Despite widespread concerns over potential price-fixing and other antitrust issues, controversial travel Web site Orbitz.com received its first U.S. goverment endorsement Thursday from a Department of Transportation (DOT) official.
While speaking at the U.S. Senate Commerce Committee’s hearing on Internet issues in the aviation industry, DOT Inspector General Ken Mead said the planned site “could potentially benefit consumers and airlines by providing a wider range of fare options, bias-free displays, and reduced booking fees.”
Mead added, however, that “red flags raised by competitive issues, such as airlines potentially restricting their lowest fares exclusively to Orbitz, must first be resolved.”
Orbitz, which was created by a consortium of 30 airlines, is currently under fire from travel agents and is facing an investigation by the U.S. Department of Justice (DOJ).
Five of the largest airline companies in the U.S. — United, American, Delta, Continental and Northwest — led the effort, contending that Orbitz will enable them to drastically reduce Computer Reservation System (CRS) booking fees and pass along substantial savings to consumers.
Ticket to Ride
Before receiving its official name, Orbitz was known informally as “T2” or “Travelocity Terminator,” a reference to chief competitor Travelocity.com. The aggressive style drew the attention of the travel agency industry, which expressed its concerns about possible unfair competition and violations of U.S. antitrust laws.
Orbitz chairman, president and chief executive Jeffrey G. Katz was given the opportunity to respond to those allegations at the senate hearing Thursday.
“We represent new competition, using state-of-the-art technology, in a revolutionary effort to present Internet customers what they want: comprehensive and unbiased travel information. Consumers deserve to have more choice and competition than just two major players in Internet travel,” Katz told the Committee.
According to an Orbitz company statement, the airline industry is presently controlled by a “duopoly of two of the most entrenched companies in the Internet economy: Sabre/Travelocity.com and Microsoft/ Expedia.com.”

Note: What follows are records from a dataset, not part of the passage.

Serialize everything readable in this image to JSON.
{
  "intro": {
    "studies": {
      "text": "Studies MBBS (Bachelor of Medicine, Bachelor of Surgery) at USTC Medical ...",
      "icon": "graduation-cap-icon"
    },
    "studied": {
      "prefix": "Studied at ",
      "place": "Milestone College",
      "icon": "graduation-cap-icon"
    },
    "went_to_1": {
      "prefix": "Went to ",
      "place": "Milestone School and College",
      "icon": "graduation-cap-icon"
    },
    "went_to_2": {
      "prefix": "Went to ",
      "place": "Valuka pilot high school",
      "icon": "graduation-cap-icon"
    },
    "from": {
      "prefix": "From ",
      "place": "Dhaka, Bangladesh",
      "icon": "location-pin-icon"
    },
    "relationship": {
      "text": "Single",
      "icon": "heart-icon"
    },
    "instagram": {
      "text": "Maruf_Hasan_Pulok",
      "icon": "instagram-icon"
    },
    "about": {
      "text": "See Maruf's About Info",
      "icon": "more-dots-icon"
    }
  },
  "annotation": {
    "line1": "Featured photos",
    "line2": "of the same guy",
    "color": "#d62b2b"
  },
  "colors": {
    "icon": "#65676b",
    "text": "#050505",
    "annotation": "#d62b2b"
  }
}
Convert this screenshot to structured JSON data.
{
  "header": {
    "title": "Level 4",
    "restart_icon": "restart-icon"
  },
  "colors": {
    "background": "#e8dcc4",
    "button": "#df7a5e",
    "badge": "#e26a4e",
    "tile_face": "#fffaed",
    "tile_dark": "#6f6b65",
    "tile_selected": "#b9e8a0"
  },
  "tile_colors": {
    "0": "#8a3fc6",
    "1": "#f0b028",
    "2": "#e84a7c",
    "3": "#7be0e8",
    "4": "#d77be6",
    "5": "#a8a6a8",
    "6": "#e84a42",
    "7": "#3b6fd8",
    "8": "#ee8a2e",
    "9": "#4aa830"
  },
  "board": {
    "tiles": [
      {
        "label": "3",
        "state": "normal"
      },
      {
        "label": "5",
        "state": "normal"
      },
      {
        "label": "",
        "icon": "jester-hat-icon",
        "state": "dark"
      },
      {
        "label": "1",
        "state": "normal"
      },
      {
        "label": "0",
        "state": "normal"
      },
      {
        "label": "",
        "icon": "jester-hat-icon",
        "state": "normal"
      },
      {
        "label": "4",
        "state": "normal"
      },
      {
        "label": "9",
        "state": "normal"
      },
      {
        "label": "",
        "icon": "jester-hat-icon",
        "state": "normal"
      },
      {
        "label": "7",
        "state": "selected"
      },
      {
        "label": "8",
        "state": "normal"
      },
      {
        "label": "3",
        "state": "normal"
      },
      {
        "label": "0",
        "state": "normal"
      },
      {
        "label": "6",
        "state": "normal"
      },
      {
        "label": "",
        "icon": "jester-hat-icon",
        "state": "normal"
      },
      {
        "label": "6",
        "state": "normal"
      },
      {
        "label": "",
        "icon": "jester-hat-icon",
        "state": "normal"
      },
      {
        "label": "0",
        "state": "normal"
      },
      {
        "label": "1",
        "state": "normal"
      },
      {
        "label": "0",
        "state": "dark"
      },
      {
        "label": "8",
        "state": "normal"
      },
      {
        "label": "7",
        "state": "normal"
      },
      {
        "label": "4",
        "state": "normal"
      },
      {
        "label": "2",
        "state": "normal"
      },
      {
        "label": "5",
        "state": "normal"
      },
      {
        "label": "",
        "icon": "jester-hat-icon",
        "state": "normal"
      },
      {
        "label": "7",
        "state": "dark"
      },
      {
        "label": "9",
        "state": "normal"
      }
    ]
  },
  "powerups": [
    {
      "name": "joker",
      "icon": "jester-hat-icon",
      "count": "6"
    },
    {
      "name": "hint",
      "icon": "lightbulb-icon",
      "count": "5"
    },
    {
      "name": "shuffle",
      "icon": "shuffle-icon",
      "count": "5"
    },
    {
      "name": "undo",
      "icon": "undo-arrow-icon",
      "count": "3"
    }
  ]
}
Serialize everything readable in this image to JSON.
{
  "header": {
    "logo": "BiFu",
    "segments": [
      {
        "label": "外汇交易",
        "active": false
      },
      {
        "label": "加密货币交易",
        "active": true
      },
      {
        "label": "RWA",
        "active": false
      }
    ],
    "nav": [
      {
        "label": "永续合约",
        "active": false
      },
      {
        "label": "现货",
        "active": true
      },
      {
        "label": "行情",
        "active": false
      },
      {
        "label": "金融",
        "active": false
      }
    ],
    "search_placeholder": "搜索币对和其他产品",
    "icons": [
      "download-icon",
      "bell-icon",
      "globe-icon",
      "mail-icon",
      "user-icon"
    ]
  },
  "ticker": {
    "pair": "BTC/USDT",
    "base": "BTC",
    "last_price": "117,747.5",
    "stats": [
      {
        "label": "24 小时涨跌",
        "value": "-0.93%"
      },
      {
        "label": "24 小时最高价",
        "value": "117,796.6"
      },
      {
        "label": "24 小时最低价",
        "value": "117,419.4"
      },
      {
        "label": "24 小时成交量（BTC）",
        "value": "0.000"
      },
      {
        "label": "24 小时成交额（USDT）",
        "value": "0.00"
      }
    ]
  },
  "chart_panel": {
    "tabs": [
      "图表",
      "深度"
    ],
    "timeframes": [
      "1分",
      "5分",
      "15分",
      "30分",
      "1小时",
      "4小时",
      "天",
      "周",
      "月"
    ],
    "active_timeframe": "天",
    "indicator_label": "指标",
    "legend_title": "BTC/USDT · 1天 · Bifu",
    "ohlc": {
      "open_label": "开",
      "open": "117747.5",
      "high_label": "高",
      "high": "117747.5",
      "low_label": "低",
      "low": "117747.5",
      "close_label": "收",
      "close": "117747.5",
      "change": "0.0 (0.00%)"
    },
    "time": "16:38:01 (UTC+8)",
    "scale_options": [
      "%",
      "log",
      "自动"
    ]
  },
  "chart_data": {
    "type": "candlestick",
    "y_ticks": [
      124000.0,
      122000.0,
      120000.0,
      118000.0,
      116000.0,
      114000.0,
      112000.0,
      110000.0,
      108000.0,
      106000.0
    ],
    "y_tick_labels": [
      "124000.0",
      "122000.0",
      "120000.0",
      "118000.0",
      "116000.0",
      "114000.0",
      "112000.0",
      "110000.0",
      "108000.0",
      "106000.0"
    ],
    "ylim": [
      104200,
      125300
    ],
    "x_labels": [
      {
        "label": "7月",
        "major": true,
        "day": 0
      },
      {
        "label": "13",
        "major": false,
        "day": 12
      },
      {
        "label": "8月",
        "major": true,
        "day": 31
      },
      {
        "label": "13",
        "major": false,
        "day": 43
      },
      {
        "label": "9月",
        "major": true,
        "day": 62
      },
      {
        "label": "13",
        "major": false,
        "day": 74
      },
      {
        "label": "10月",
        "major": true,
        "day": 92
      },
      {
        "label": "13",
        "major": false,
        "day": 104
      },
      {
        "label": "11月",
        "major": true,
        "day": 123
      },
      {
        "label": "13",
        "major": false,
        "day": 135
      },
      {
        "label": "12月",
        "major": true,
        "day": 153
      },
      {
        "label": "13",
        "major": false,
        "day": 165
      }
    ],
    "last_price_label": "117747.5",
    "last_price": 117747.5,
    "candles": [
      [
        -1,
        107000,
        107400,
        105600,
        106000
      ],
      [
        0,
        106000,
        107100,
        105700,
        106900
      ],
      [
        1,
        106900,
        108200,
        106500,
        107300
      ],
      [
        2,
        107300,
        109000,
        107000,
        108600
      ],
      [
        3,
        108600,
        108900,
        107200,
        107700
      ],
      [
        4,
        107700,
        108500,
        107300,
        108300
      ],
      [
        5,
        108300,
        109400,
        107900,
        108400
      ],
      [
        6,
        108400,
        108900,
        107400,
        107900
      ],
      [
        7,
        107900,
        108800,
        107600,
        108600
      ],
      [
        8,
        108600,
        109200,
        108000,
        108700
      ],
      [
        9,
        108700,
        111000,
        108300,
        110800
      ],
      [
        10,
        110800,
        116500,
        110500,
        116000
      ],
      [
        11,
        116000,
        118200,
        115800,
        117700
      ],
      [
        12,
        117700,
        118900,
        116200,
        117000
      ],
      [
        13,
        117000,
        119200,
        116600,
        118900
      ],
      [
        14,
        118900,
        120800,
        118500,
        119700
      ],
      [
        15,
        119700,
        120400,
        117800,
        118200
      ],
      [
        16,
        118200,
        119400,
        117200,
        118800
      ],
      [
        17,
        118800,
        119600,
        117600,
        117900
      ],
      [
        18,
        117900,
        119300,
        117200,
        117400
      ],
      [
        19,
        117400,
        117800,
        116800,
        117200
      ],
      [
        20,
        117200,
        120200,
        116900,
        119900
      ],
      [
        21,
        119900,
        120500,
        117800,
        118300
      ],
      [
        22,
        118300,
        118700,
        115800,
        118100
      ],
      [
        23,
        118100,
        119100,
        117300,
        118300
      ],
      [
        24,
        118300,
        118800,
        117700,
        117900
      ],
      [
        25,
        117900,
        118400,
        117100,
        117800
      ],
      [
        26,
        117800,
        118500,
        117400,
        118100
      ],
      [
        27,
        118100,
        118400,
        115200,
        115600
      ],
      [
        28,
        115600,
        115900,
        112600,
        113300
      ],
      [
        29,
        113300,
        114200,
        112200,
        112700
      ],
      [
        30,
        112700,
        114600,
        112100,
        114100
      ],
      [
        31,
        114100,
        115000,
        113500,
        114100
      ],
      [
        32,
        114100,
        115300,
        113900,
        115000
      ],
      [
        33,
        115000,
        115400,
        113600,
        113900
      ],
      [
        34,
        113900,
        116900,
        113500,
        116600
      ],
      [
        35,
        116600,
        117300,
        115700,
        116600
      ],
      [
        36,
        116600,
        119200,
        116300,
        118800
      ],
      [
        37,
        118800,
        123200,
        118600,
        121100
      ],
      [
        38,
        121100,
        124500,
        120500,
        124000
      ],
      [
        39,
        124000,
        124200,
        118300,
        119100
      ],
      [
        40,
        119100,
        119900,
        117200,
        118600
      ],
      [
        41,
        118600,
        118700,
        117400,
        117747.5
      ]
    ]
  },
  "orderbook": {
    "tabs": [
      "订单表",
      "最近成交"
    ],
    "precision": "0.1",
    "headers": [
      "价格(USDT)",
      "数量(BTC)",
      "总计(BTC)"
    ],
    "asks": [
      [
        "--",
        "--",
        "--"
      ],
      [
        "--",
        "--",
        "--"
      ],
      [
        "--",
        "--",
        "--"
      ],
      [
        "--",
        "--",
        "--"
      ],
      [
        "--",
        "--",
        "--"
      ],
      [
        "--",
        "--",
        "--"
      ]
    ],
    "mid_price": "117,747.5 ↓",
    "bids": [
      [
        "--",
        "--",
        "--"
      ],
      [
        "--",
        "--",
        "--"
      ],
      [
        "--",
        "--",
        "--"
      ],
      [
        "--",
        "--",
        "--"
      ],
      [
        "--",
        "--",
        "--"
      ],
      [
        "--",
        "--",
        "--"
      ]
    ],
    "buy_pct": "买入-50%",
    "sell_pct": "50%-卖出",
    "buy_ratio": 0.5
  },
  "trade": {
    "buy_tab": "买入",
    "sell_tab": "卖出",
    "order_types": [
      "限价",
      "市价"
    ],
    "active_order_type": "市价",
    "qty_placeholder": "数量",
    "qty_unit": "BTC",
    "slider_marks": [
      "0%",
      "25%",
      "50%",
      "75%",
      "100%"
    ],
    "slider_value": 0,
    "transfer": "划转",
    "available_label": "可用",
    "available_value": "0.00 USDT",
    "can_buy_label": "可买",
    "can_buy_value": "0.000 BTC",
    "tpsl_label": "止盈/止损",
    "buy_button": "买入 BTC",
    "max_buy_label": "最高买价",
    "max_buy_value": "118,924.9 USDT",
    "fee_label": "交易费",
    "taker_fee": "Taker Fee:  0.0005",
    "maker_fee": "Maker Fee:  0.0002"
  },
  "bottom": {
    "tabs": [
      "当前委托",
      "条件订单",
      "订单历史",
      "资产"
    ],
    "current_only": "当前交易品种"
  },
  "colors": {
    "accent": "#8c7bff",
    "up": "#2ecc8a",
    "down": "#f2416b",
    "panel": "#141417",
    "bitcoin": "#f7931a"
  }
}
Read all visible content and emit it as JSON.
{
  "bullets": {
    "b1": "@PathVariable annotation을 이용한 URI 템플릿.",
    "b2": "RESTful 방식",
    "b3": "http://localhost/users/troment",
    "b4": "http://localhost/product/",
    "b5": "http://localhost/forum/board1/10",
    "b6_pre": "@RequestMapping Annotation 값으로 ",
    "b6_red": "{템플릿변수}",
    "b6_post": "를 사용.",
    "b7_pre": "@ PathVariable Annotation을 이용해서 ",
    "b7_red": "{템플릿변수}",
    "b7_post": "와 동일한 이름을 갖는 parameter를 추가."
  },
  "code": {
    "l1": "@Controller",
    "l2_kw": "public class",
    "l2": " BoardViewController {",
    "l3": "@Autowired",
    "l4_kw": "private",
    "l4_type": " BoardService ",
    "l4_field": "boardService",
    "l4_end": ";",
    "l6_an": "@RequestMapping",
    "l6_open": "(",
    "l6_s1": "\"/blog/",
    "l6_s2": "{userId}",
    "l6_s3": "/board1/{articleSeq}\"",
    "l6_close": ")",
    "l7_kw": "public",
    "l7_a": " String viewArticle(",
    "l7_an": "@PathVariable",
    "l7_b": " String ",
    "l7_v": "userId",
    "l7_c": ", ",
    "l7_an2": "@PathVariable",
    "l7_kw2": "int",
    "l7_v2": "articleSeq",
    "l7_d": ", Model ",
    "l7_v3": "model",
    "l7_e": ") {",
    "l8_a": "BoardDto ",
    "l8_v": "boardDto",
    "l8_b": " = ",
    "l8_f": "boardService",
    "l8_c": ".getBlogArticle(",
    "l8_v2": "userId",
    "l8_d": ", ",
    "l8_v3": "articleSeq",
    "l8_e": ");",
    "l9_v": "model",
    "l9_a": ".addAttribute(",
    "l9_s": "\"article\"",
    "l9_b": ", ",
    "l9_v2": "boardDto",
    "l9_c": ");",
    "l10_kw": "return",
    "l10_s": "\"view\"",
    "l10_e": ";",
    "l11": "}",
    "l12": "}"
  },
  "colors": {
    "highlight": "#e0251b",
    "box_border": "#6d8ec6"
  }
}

Katz told the Committee that those two Web sites hold more than 70 percent of the business of offering multiple airline schedules over the Internet.
Two Sides of a Coin
Senator John McCain, (R-Arizona) the Committee chairman, pointed to flaws in the CRS system, saying that travel agents use it to the disadvantage of their competitors by imposing excessively high fees on the airline companies.
“It would be foolish for us to ignore our past experience,” McCain said. “We need to look at the down-the-road market power of a site that may be the only outlet for the best deals that the airlines have to offer.”
Senator Ron Wyden (D-Oregon) questioned the airlines’ intentions, particularly in light of recent lukewarm ratings from DOT regarding improvement of customer service.
“I think this is part of a pattern of anti-consumer activity we’ve seen from the airlines,” Wyden said.
Hearings Cut Short
Thursday’s hearings were cut short due to a procedural issue related to a separate Senate bill, but in testimony published on the Commerce Committee’s Web site, Paul Ruden, Senior Vice President for Legal and Industry Affairs for the American Society of Travel Agents (ASTA), questioned the airline companies’ motives in establishing the new Web site.
“Why did United Airlines or one of the other founders not simply buy the software that Orbitz touts as the most significant innovation in travel since the jet engine and use it to compete against the other airlines?” Ruden asked. “Why are the airlines once again approaching the marketplace as a unit rather than as the individual competitors that the Airline Deregulation Act envisioned? Why won’t the airlines compete?”
At the Gate
ASTA filed a formal complaint with the DOJ in February, claiming that the Orbitz business model represents unfair competition and a violation of U.S. antitrust laws. The DOJ announced in May that it had launched an investigation into the mammoth Internet venture.
The Commerce Committee has scheduled additional hearings on antitrust issues in the airline industry for July 27th.